By Today's News-Herald

As the filing deadline for candidates running for office in the 2012 election cycle approaches, it’s as though the last cycle never ended.

Petitions for all those intending to run for county and state offices must by turned in by the end of business May 31 and then the fun will begin in earnest.

Toward that end, the first candidate to qualify for funding through the Arizona Citizens for Clean Elections Act was announced Monday.

Pat Fleming, who is running for Senate in LD14, received $14,355 for the primary election. According to the Arizona Advocacy Network, as a Clean Candidate, Fleming has agreed to run under Arizona’s anti-corruption law that prohibits participating candidates from accepting individual contributions including corporate, lobbyist or PAC money, thus focusing on voters and not donors.

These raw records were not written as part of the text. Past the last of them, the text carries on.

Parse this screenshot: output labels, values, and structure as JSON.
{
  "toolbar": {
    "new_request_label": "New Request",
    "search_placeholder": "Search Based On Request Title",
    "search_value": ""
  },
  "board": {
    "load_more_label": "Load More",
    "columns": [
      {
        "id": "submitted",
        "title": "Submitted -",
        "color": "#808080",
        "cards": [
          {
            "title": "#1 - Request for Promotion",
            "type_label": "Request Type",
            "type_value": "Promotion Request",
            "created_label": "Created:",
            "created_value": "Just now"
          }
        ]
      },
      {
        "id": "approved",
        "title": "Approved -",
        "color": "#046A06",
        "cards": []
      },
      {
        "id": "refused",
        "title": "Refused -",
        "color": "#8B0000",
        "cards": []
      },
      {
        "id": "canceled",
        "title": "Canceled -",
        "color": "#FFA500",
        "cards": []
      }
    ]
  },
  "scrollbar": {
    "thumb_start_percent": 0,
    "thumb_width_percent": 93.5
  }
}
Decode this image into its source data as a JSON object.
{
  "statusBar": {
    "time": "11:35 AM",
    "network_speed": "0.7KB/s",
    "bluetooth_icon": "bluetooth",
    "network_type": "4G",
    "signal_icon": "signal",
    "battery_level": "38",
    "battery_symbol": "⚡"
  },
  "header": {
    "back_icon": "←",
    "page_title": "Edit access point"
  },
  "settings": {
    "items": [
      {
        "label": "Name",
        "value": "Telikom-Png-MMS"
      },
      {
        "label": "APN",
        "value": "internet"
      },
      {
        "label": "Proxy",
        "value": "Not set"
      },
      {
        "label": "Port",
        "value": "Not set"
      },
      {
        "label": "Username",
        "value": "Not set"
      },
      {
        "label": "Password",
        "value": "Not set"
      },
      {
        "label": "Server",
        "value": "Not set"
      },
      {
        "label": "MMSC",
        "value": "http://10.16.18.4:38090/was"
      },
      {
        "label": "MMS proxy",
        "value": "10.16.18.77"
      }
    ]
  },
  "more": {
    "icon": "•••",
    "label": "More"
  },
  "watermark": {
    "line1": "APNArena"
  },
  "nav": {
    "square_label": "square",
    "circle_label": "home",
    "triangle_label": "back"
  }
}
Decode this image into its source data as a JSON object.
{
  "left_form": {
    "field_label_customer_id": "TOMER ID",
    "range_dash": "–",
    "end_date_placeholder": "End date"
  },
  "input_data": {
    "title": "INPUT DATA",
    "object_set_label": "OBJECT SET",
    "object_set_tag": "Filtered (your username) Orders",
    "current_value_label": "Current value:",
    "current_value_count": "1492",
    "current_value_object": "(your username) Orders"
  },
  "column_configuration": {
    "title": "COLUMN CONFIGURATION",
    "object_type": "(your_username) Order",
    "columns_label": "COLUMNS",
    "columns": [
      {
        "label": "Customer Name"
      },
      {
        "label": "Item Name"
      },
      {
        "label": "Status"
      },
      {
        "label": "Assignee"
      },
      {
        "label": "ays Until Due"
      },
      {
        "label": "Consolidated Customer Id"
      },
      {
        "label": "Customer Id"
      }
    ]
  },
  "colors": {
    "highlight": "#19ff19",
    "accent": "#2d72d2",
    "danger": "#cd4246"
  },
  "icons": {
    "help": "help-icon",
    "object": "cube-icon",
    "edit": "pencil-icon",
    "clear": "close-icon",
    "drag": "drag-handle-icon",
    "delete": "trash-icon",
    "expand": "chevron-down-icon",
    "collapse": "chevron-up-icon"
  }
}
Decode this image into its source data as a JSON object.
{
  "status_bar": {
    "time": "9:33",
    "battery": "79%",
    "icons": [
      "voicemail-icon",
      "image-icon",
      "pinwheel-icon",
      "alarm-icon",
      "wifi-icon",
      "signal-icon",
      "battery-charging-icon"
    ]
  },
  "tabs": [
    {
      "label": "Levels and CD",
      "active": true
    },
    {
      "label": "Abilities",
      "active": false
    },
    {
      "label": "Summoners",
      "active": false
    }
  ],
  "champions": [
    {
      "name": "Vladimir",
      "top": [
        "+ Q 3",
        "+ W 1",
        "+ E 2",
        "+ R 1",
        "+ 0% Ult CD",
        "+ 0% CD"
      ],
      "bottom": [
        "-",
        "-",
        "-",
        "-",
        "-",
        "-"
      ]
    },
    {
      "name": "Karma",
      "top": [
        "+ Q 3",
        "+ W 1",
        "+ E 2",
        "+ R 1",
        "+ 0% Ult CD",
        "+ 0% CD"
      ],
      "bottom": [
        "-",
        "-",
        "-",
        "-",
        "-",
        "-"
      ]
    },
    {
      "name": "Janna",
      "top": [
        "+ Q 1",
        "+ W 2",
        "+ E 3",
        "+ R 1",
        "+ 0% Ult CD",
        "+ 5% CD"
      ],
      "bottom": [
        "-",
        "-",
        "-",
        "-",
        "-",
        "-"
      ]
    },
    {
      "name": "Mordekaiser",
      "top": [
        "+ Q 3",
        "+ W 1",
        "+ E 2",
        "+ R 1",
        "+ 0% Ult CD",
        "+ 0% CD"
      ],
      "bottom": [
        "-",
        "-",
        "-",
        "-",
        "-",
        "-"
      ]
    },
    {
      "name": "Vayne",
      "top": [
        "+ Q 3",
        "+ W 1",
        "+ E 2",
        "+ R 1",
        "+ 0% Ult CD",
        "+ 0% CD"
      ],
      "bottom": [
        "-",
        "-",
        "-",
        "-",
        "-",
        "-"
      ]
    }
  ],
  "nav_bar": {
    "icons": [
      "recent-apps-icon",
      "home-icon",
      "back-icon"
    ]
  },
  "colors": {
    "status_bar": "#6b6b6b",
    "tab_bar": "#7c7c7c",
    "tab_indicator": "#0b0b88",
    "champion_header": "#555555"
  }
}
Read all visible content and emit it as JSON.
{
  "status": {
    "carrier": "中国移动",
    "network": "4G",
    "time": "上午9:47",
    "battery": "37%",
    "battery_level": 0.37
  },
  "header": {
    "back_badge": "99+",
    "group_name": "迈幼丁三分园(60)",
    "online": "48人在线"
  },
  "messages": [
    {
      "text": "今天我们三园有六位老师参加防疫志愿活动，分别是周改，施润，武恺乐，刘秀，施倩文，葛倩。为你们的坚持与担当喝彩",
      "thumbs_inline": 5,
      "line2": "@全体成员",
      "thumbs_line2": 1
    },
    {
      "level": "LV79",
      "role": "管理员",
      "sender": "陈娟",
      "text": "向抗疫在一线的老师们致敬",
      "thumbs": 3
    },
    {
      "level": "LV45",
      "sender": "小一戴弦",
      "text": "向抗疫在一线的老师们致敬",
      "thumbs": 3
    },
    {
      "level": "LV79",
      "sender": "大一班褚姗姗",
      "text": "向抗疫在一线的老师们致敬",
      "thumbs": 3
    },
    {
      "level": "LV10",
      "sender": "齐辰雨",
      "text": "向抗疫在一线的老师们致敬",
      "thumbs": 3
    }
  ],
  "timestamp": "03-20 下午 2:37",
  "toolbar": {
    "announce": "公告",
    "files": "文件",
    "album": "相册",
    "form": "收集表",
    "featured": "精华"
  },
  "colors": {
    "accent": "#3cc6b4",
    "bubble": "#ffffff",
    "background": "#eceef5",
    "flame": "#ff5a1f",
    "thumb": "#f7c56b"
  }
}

The Citizens Clean Election Act was passed by the people of Arizona in 1998 to restore citizen participation and confidence in the political system, according to the organization’s website.

The Act allows candidates running for the Legislature or statewide offices the opportunity to forgo special interest money by collecting a certain number of $5 donations. In return, candidates receive full funding for their campaigns.

Funding for the Act comes from a 10 percent surcharge on all civil penalties and criminal fees, civil penalties paid by candidates and the $5 qualifying contributions collected by the candidate.

Of the 181 legislative candidates that have already filed, 55 have declared intentions to run under Clean Elections, none so far from Congressional District 3 or Legislative Districts 2 and 3.

The fund makes it possible for someone with good ideas for Arizona and a less than overflowing war chest to run for office.

The U.S. Supreme Court, in 2010, approved the formation of Super PACs — a decision that changed the landscape of campaign financing.

Technically known as independent expenditure-only committees, Super PACs may raise unlimited sums of money from corporations, unions, associations and individuals, then spend unlimited sums to advocate for or against political candidates. The decision allows such activity to take place without complete or immediate disclosure of who funds such communications. So much for transparency.

We would like to see more candidates in Arizona take advantage of CCEA funding to eliminate special-interest pressure. Those who voted for the Act in 1998 would like to see it, too.

The original article can be viewed here.